The porterhouse combines two of the more heavenly steaks on our list: the filet mignon and the strip steak. It deserves a place of its own, however, since its heft qualifies it as a family-sized cut. If you've ever been confused between the T-bone and porterhouse (they admittedly look quite the same), The Spruce Eats notes that the porterhouse is thicker and has more tenderloin attached to the cut than a T-bone steak.

Cut from the short loin, a porterhouse has plenty of fat marbling and is always sold bone-in. This cut doesn't really need to marinate because it is already excellently tender. A very light rub with olive oil and a sprinkling of salt and pepper is all that's needed. However, garlic, fresh herbs, and a pat of butter for finishing can certainly elevate the porterhouse to next-level deliciousness.

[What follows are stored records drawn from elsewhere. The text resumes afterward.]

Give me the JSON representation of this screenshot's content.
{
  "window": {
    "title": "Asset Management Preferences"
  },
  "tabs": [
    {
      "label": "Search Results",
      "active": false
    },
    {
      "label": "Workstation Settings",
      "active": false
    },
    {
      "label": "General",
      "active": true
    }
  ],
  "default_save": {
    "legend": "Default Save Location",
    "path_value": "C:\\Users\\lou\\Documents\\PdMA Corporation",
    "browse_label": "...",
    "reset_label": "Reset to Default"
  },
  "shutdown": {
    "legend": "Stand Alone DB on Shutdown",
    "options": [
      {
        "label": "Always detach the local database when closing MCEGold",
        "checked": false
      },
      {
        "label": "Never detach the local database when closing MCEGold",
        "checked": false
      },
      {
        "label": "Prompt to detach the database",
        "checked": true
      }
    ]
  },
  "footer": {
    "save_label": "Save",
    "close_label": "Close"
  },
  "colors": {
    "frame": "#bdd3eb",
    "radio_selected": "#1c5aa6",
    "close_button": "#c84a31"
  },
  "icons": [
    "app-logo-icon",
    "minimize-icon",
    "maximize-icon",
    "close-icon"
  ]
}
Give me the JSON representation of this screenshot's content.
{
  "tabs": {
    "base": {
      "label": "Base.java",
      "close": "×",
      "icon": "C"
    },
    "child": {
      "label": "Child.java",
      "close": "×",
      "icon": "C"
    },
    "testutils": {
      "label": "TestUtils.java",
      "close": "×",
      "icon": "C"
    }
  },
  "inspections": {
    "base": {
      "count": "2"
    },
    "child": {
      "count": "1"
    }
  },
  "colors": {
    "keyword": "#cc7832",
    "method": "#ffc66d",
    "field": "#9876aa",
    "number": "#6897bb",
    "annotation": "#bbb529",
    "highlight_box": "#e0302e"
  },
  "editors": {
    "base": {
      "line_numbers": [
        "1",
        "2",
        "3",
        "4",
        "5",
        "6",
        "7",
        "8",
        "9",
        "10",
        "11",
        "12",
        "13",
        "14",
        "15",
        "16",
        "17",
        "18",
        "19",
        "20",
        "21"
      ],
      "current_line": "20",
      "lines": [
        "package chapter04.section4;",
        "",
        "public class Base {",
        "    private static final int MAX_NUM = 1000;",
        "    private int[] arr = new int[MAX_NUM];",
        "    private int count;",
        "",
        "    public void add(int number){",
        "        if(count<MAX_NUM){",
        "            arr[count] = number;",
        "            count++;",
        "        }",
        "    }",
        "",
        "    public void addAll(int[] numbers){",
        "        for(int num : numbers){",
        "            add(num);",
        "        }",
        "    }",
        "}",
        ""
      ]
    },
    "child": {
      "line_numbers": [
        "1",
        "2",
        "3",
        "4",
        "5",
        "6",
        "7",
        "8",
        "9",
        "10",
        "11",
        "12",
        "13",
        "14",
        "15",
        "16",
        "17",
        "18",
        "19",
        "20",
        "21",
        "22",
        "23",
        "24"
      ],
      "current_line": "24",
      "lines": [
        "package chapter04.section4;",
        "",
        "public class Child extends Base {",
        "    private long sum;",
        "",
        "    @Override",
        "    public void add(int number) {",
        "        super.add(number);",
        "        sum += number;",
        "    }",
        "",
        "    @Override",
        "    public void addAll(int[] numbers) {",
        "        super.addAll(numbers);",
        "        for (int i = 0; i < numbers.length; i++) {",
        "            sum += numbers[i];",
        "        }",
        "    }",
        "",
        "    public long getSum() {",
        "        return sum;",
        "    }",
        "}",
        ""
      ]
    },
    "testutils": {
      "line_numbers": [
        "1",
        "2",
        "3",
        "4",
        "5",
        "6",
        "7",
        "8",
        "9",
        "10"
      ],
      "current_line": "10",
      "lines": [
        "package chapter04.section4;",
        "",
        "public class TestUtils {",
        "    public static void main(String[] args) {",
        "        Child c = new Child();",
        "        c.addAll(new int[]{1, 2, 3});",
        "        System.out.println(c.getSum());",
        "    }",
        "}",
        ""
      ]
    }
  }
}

The Kitchn notes that a two-zone grilling method is best so the filet side doesn't overcook while the strip side finishes. Remember to keep your eye on the grill, too. Porterhouse can reach the ideal medium-rare doneness at just three minutes per side with a 10-minute rest, according to MasterClass. Adjust the timing according to the thickness of your steak and the level of doneness desired. If you want to serve the steak traditionally, thinly slice against the grain and arrange the slices next to the bone for extra visual appeal. 

1. Ribeye steak

Ribeyes are exquisite steaks that are frankly well worth the price tag. Cut from the rib near the backbone, these steaks are well-marbled throughout. This makes the cut's flavor outstanding and ensures rich, juicy meat that's simple to prepare. Their size makes them ideal for a group, and since they're sold bone-in and boneless, they suit any recipe. What more could you want when it comes to grilling meat?

All the marbling present in a ribeye means that marinades aren't necessary. With that in mind, Taste of Home recommends a bit of salt and pepper sprinkled onto the cut before it hits the grill, with just a few minutes per side. Ribeyes are so flavorful that the taste of the meat really is enough on its own. Though some people prepare ribeyes in a skillet, grilling triggers what's known as the Maillard reaction, a breakdown of proteins and reactions between sugars and amino acids that form that much-desired and utterly delicious crust on a well-cooked steak.

If you're looking for a first-rate steak to grill this season, the ribeye will make your tastebuds sing. Even better, the ease of preparation will allow a celebration-worthy dinner on any night of the week.